Pick out each line below containing "Integer".

Records for processing:
══════════════════════════════
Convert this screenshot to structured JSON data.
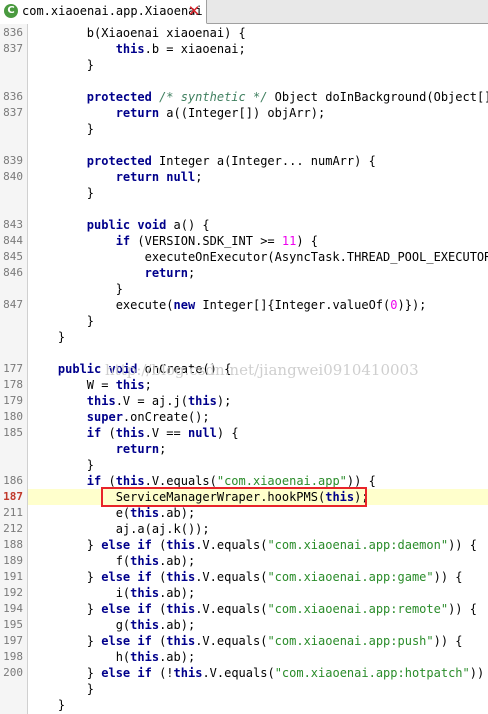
{
  "tab": {
    "icon": "class-file-icon",
    "icon_glyph": "C",
    "title": "com.xiaoenai.app.Xiaoenai",
    "close_glyph": "✕"
  },
  "watermark": "http://blog.csdn.net/jiangwei0910410003",
  "current_line": "187",
  "colors": {
    "keyword": "#00008b",
    "string": "#2a8c2a",
    "number": "#ee00ee",
    "comment": "#3f7f5f",
    "highlight_box": "#e8242a",
    "current_line_bg": "#ffffcc"
  },
  "lines": [
    {
      "num": "836",
      "tokens": [
        [
          "        b(Xiaoenai xiaoenai) {",
          ""
        ]
      ]
    },
    {
      "num": "837",
      "tokens": [
        [
          "            ",
          ""
        ],
        [
          "this",
          "k"
        ],
        [
          ".b = xiaoenai;",
          ""
        ]
      ]
    },
    {
      "num": "",
      "tokens": [
        [
          "        }",
          ""
        ]
      ]
    },
    {
      "num": "",
      "tokens": []
    },
    {
      "num": "836",
      "tokens": [
        [
          "        ",
          ""
        ],
        [
          "protected",
          "k"
        ],
        [
          " ",
          ""
        ],
        [
          "/* synthetic */",
          "c"
        ],
        [
          " Object doInBackground(Object[] o",
          ""
        ]
      ]
    },
    {
      "num": "837",
      "tokens": [
        [
          "            ",
          ""
        ],
        [
          "return",
          "k"
        ],
        [
          " a((Integer[]) objArr);",
          ""
        ]
      ]
    },
    {
      "num": "",
      "tokens": [
        [
          "        }",
          ""
        ]
      ]
    },
    {
      "num": "",
      "tokens": []
    },
    {
      "num": "839",
      "tokens": [
        [
          "        ",
          ""
        ],
        [
          "protected",
          "k"
        ],
        [
          " Integer a(Integer... numArr) {",
          ""
        ]
      ]
    },
    {
      "num": "840",
      "tokens": [
        [
          "            ",
          ""
        ],
        [
          "return",
          "k"
        ],
        [
          " ",
          ""
        ],
        [
          "null",
          "k"
        ],
        [
          ";",
          ""
        ]
      ]
    },
    {
      "num": "",
      "tokens": [
        [
          "        }",
          ""
        ]
      ]
    },
    {
      "num": "",
      "tokens": []
    },
    {
      "num": "843",
      "tokens": [
        [
          "        ",
          ""
        ],
        [
          "public",
          "k"
        ],
        [
          " ",
          ""
        ],
        [
          "void",
          "k"
        ],
        [
          " a() {",
          ""
        ]
      ]
    },
    {
      "num": "844",
      "tokens": [
        [
          "            ",
          ""
        ],
        [
          "if",
          "k"
        ],
        [
          " (VERSION.SDK_INT >= ",
          ""
        ],
        [
          "11",
          "m"
        ],
        [
          ") {",
          ""
        ]
      ]
    },
    {
      "num": "845",
      "tokens": [
        [
          "                executeOnExecutor(AsyncTask.THREAD_POOL_EXECUTOR,",
          ""
        ]
      ]
    },
    {
      "num": "846",
      "tokens": [
        [
          "                ",
          ""
        ],
        [
          "return",
          "k"
        ],
        [
          ";",
          ""
        ]
      ]
    },
    {
      "num": "",
      "tokens": [
        [
          "            }",
          ""
        ]
      ]
    },
    {
      "num": "847",
      "tokens": [
        [
          "            execute(",
          ""
        ],
        [
          "new",
          "k"
        ],
        [
          " Integer[]{Integer.valueOf(",
          ""
        ],
        [
          "0",
          "m"
        ],
        [
          ")});",
          ""
        ]
      ]
    },
    {
      "num": "",
      "tokens": [
        [
          "        }",
          ""
        ]
      ]
    },
    {
      "num": "",
      "tokens": [
        [
          "    }",
          ""
        ]
      ]
    },
    {
      "num": "",
      "tokens": []
    },
    {
      "num": "177",
      "tokens": [
        [
          "    ",
          ""
        ],
        [
          "public",
          "k"
        ],
        [
          " ",
          ""
        ],
        [
          "void",
          "k"
        ],
        [
          " onCreate() {",
          ""
        ]
      ]
    },
    {
      "num": "178",
      "tokens": [
        [
          "        W = ",
          ""
        ],
        [
          "this",
          "k"
        ],
        [
          ";",
          ""
        ]
      ]
    },
    {
      "num": "179",
      "tokens": [
        [
          "        ",
          ""
        ],
        [
          "this",
          "k"
        ],
        [
          ".V = aj.j(",
          ""
        ],
        [
          "this",
          "k"
        ],
        [
          ");",
          ""
        ]
      ]
    },
    {
      "num": "180",
      "tokens": [
        [
          "        ",
          ""
        ],
        [
          "super",
          "k"
        ],
        [
          ".onCreate();",
          ""
        ]
      ]
    },
    {
      "num": "185",
      "tokens": [
        [
          "        ",
          ""
        ],
        [
          "if",
          "k"
        ],
        [
          " (",
          ""
        ],
        [
          "this",
          "k"
        ],
        [
          ".V == ",
          ""
        ],
        [
          "null",
          "k"
        ],
        [
          ") {",
          ""
        ]
      ]
    },
    {
      "num": "",
      "tokens": [
        [
          "            ",
          ""
        ],
        [
          "return",
          "k"
        ],
        [
          ";",
          ""
        ]
      ]
    },
    {
      "num": "",
      "tokens": [
        [
          "        }",
          ""
        ]
      ]
    },
    {
      "num": "186",
      "tokens": [
        [
          "        ",
          ""
        ],
        [
          "if",
          "k"
        ],
        [
          " (",
          ""
        ],
        [
          "this",
          "k"
        ],
        [
          ".V.equals(",
          ""
        ],
        [
          "\"com.xiaoenai.app\"",
          "s"
        ],
        [
          ")) {",
          ""
        ]
      ]
    },
    {
      "num": "187",
      "tokens": [
        [
          "            ServiceManagerWraper.hookPMS(",
          ""
        ],
        [
          "this",
          "k"
        ],
        [
          ");",
          ""
        ]
      ]
    },
    {
      "num": "211",
      "tokens": [
        [
          "            e(",
          ""
        ],
        [
          "this",
          "k"
        ],
        [
          ".ab);",
          ""
        ]
      ]
    },
    {
      "num": "212",
      "tokens": [
        [
          "            aj.a(aj.k());",
          ""
        ]
      ]
    },
    {
      "num": "188",
      "tokens": [
        [
          "        } ",
          ""
        ],
        [
          "else",
          "k"
        ],
        [
          " ",
          ""
        ],
        [
          "if",
          "k"
        ],
        [
          " (",
          ""
        ],
        [
          "this",
          "k"
        ],
        [
          ".V.equals(",
          ""
        ],
        [
          "\"com.xiaoenai.app:daemon\"",
          "s"
        ],
        [
          ")) {",
          ""
        ]
      ]
    },
    {
      "num": "189",
      "tokens": [
        [
          "            f(",
          ""
        ],
        [
          "this",
          "k"
        ],
        [
          ".ab);",
          ""
        ]
      ]
    },
    {
      "num": "191",
      "tokens": [
        [
          "        } ",
          ""
        ],
        [
          "else",
          "k"
        ],
        [
          " ",
          ""
        ],
        [
          "if",
          "k"
        ],
        [
          " (",
          ""
        ],
        [
          "this",
          "k"
        ],
        [
          ".V.equals(",
          ""
        ],
        [
          "\"com.xiaoenai.app:game\"",
          "s"
        ],
        [
          ")) {",
          ""
        ]
      ]
    },
    {
      "num": "192",
      "tokens": [
        [
          "            i(",
          ""
        ],
        [
          "this",
          "k"
        ],
        [
          ".ab);",
          ""
        ]
      ]
    },
    {
      "num": "194",
      "tokens": [
        [
          "        } ",
          ""
        ],
        [
          "else",
          "k"
        ],
        [
          " ",
          ""
        ],
        [
          "if",
          "k"
        ],
        [
          " (",
          ""
        ],
        [
          "this",
          "k"
        ],
        [
          ".V.equals(",
          ""
        ],
        [
          "\"com.xiaoenai.app:remote\"",
          "s"
        ],
        [
          ")) {",
          ""
        ]
      ]
    },
    {
      "num": "195",
      "tokens": [
        [
          "            g(",
          ""
        ],
        [
          "this",
          "k"
        ],
        [
          ".ab);",
          ""
        ]
      ]
    },
    {
      "num": "197",
      "tokens": [
        [
          "        } ",
          ""
        ],
        [
          "else",
          "k"
        ],
        [
          " ",
          ""
        ],
        [
          "if",
          "k"
        ],
        [
          " (",
          ""
        ],
        [
          "this",
          "k"
        ],
        [
          ".V.equals(",
          ""
        ],
        [
          "\"com.xiaoenai.app:push\"",
          "s"
        ],
        [
          ")) {",
          ""
        ]
      ]
    },
    {
      "num": "198",
      "tokens": [
        [
          "            h(",
          ""
        ],
        [
          "this",
          "k"
        ],
        [
          ".ab);",
          ""
        ]
      ]
    },
    {
      "num": "200",
      "tokens": [
        [
          "        } ",
          ""
        ],
        [
          "else",
          "k"
        ],
        [
          " ",
          ""
        ],
        [
          "if",
          "k"
        ],
        [
          " (!",
          ""
        ],
        [
          "this",
          "k"
        ],
        [
          ".V.equals(",
          ""
        ],
        [
          "\"com.xiaoenai.app:hotpatch\"",
          "s"
        ],
        [
          ")) {",
          ""
        ]
      ]
    },
    {
      "num": "",
      "tokens": [
        [
          "        }",
          ""
        ]
      ]
    },
    {
      "num": "",
      "tokens": [
        [
          "    }",
          ""
        ]
      ]
    }
  ]
}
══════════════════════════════
Completed exercise:
          " a((Integer[]) objArr);",
          " Integer a(Integer... numArr) {",
          " Integer[]{Integer.valueOf(",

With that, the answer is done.